A number of British banks and financial institutions have been given a deadline by the Financial Conduct Authority (FCA) to reveal whether they have conducted business with Mossack Fonseca, the law firm involved in the biggest data leak in history.
The firm, which is at the epicentre of the so-called Panama Papers leak, is understood to have been contacted by more than 500 banks across the world to set up some 15,600 offshore companies, which could have allowed clients to avoid taxes.
In its letter, which was addressed to approximately 20 firms, the financial watchdog urged banks and financial institutions to carry out internal investigations into the Panama Papers leaks and to report back by next week.
"Beyond April 15 we will require updates on any significant issues or relationships identified and a full response, detailing findings, when your investigation is concluded," the letter reads.
The FCA also reminded British lenders than any subsidiaries or branches not based in Britain remained subject to UK legislation in terms of monitoring their clients' accounts.
The regulator, whose letter was written on Tuesday (5 April) but made public by the Financial Times only on Thursday, added it was collaborating with a number of agencies to ensure no wrongdoing has taken place.
"As part of our responsibility to ensure the integrity of the UK financial markets we require all authorised firms to have systems and controls in place to mitigate the risk that they might be used to commit financial crime," the statement said.
"We have also today [Tuesday] published our annual Business Plan which identifies financial crime and anti-money laundering activity as one of our priorities for the year."
Earlier this week, HSBC and Royal Bank of Scotland-owned Coutts were alleged to be among the banks mentioned in the leaks.

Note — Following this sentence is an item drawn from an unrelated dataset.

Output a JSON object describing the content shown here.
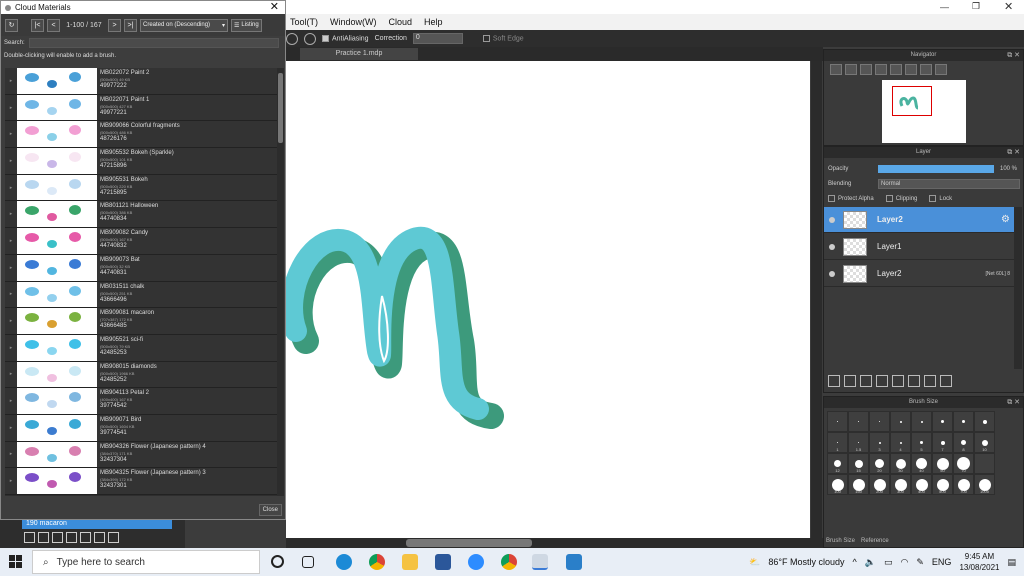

However, both lenders swiftly refused any accusations of wrongdoing and added they were working closely with the authorities to fight money laundering practices.
Mossack Fonseca director Ramon Fonseca has denied any wrongdoing. He said the firm had suffered a hack on its database and described the leak as "an international campaign against privacy", according to Reuters.